Posted at 2:00 PM, Jul 26, 2022
and last updated 2022-07-26 16:03:34-04

BOISE, Idaho — Idahoans are by nature outdoorsy. But how long could you last outdoors alone?

Every week on 'Alone' viewers tune into The History Channel to watch as survivalists challenge themselves in some of the most hostile and unforgiving places on earth.

Courtesy: The History Channel

Each time 10 contestants start. But only one wins the coveted $500,000 prize.

Courtesy: The History Channel

This season, two Idahoans and eight others left behind their modern lives and conveniences and traveled to Labrador, Canada — sharing space with polar bears, plunging temperatures and the temptation to just call it quits.

"I had no doubt that this was something I could do," said Karie Lee Knoke.

Courtesy: The History Channel

Knoke is from Sandpoint, Idaho and has lived in Idaho for 25 years. Since the show is still airing, Knoke cannot reveal who came out on top — yet.

But Idaho News 6 did ask, what prompted her to join the cast of Season 9.

"(History Channel) approached me a long time ago to apply and I am just getting on Season 9. It’s been the perfect season for me to be on. The timing was just right," she said.

Courtesy: The History Channel

Perfect timing for the primitive skills expert, who has a connection to the land that dates back to the early frontier.

"I have roots in Washington, Oregon, and Idaho, which was the Pacific Northwest Territory. My ancestors moved here six generations ago in 1830s," she said, "My dad used to take us backpacking when I was six months old."

Week after week, viewers watch as Knoke hunts and gathers and makes the most of a home she quickly grows to love.

"I felt right at home as soon as I got there," she said,

She hopes her presence on the show proves you don’t have to be the strongest to stay the longest.

"I encourage any woman who has a desire to do it to try it and just start practicing skills, learning primitive skills and survival skills, bushwhacking skills, all of it."

So will she win, or will she tap out? That remains to be seen. Still, Knoke said pushing herself, meeting fellow survivalists, and connecting to the natural world means she’s already a winner and never truly alone.

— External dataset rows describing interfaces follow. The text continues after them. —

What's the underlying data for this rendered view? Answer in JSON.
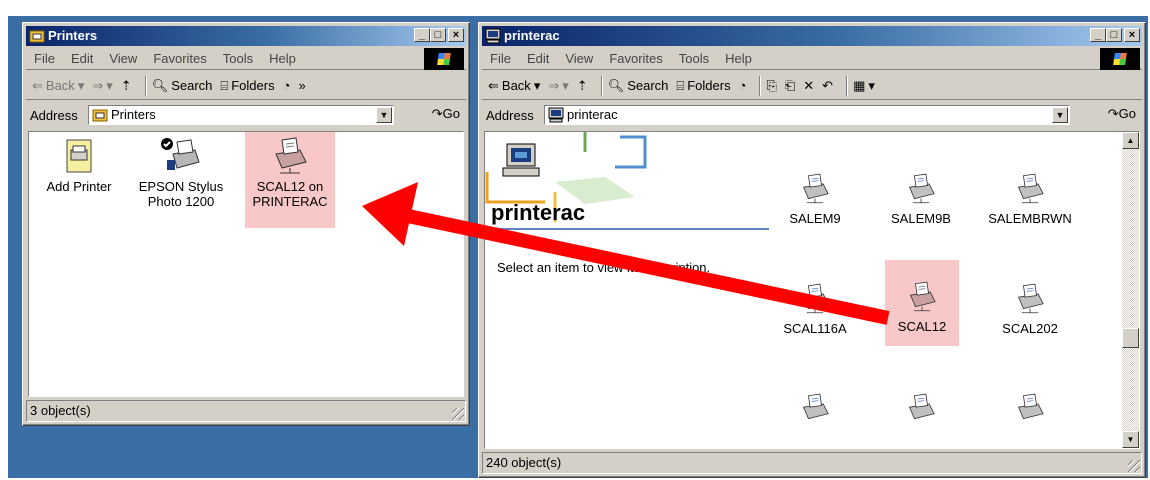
{
  "left_window": {
    "title": "Printers",
    "menu": [
      "File",
      "Edit",
      "View",
      "Favorites",
      "Tools",
      "Help"
    ],
    "toolbar": {
      "back": "Back",
      "search": "Search",
      "folders": "Folders",
      "more": "»"
    },
    "address_label": "Address",
    "address_value": "Printers",
    "go_label": "Go",
    "items": [
      {
        "label": "Add Printer"
      },
      {
        "label": "EPSON Stylus Photo 1200"
      },
      {
        "label": "SCAL12 on PRINTERAC"
      }
    ],
    "status": "3 object(s)"
  },
  "right_window": {
    "title": "printerac",
    "menu": [
      "File",
      "Edit",
      "View",
      "Favorites",
      "Tools",
      "Help"
    ],
    "toolbar": {
      "back": "Back",
      "search": "Search",
      "folders": "Folders"
    },
    "address_label": "Address",
    "address_value": "printerac",
    "go_label": "Go",
    "folder_heading": "printerac",
    "folder_description": "Select an item to view its description.",
    "items": [
      {
        "label": "SALEM9"
      },
      {
        "label": "SALEM9B"
      },
      {
        "label": "SALEMBRWN"
      },
      {
        "label": "SCAL116A"
      },
      {
        "label": "SCAL12"
      },
      {
        "label": "SCAL202"
      },
      {
        "label": ""
      },
      {
        "label": ""
      },
      {
        "label": ""
      }
    ],
    "status": "240 object(s)"
  },
  "colors": {
    "desktop": "#3a6ea5",
    "title_active": "#0a246a",
    "selection_highlight": "#f8c8c8",
    "arrow": "#ff0000"
  }
}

Knoke is opening her own survival school this fall called Sacred Cedars Wilderness School. You can learn more about the school here.